Internet of Things IT market to hit $223M
The growing Internet of Things (IoT) will bring new opportunities and challenges, not the least of which will be increased spending in retail IT and advanced security concerns.
IoT — the idea that essentially any device that can be connected, will be connected — promises to open a brave new world of opportunity for retailers. And while consumers are enamored of the idea that their refrigerator will be connected to the home heating system which will be connected to the jacuzzi, IT departments and security experts are staring down a host of new threats.
Retail IT spending will see large growth associated with IoT spending, according to a new report from IDC. The IoT IT market associated with in-store consumer digital offers will grow from $181 million in 2014 to $223 million in 2018.
IDC predicts that the rise of IoT solutions will translate into billions of dollars of IT opportunity for vertical-solution focused vendors.
IoT also has the potential to transform the data center market, its customers and technology. The research firm estimates that the IoT will include 26 billion units installed by 2020, and by that time, IoT product and service suppliers will generate incremental revenue exceeding $300 billion, mostly in services.
"IoT deployments will generate large quantities of data that need to be processed and analyzed in real time," said Fabrizio Biscotti, research director at Gartner. "Processing large quantities of IoT data in real time will increase as a proportion of workloads of data centers, leaving providers facing new security, capacity and analytics challenges."
"The enormous number of devices, coupled with the sheer volume, velocity and structure of IoT data, creates challenges, particularly in the areas of security, data, storage management, servers and the data center network, as real-time business processes are at stake," said Joe Skorupa, VP, Gartner. "Data center managers will need to deploy more forward-looking capacity management in these areas to be able to proactively meet the business priorities associated with IoT."
Gartner has identified security as one of the biggest challenges stemming from IoT as the big data created as a result of the deployment of myriad devices will increase security complexity. This, in turn, will have an impact on availability requirements, which are also expected to increase, putting real-time business processes and, potentially, personal safety at risk.
Consumer privacy will be a growing risk, a particular problem for retailers as they increasingly engage with shoppers digitally. "There will be a vast amount of data providing information on users' personal use of devices that, if not secured, can give rise to breaches of privacy," noted the report. "This is particularly challenging as the information generated by IoT is a key to bringing better services and the management of such devices."
"IoT threatens to generate massive amounts of input data from sources that are globally distributed.
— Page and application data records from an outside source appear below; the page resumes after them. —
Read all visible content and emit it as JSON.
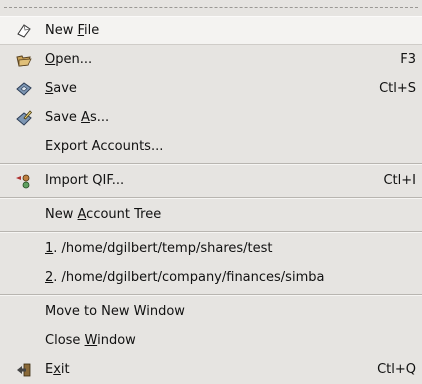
{
  "menu": {
    "items": [
      {
        "pre": "New ",
        "mn": "F",
        "post": "ile",
        "accel": "",
        "icon": "new-file-icon"
      },
      {
        "pre": "",
        "mn": "O",
        "post": "pen...",
        "accel": "F3",
        "icon": "open-folder-icon"
      },
      {
        "pre": "",
        "mn": "S",
        "post": "ave",
        "accel": "Ctl+S",
        "icon": "save-icon"
      },
      {
        "pre": "Save ",
        "mn": "A",
        "post": "s...",
        "accel": "",
        "icon": "save-as-icon"
      },
      {
        "pre": "Export Accounts...",
        "mn": "",
        "post": "",
        "accel": "",
        "icon": ""
      },
      {
        "pre": "Import QIF...",
        "mn": "",
        "post": "",
        "accel": "Ctl+I",
        "icon": "import-icon"
      },
      {
        "pre": "New ",
        "mn": "A",
        "post": "ccount Tree",
        "accel": "",
        "icon": ""
      },
      {
        "pre": "",
        "mn": "1",
        "post": ". /home/dgilbert/temp/shares/test",
        "accel": "",
        "icon": ""
      },
      {
        "pre": "",
        "mn": "2",
        "post": ". /home/dgilbert/company/finances/simba",
        "accel": "",
        "icon": ""
      },
      {
        "pre": "Move to New Window",
        "mn": "",
        "post": "",
        "accel": "",
        "icon": ""
      },
      {
        "pre": "Close ",
        "mn": "W",
        "post": "indow",
        "accel": "",
        "icon": ""
      },
      {
        "pre": "E",
        "mn": "x",
        "post": "it",
        "accel": "Ctl+Q",
        "icon": "exit-icon"
      }
    ]
  }
}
Transferring the entirety of that data to a single location for processing will not be technically and economically viable," said Skorupa. "The recent trend to centralize applications to reduce costs and increase security is incompatible with the IoT. Organizations will be forced to aggregate data in multiple distributed mini data centers where initial processing can occur. Relevant data will then be forwarded to a central site for additional processing."
Of the 200 billion objects with the ability to connect to the Internet, just 2 percent do so today, according to IDC. Get ready for that number to rise, quickly.
NRF: 4 lies about data security
The problem with 'Big Data'
Get ready for the big IT spend
Belk to invest $200 million in omnichannel expansion
Target, Macy's, Best Buy lead in holiday customer service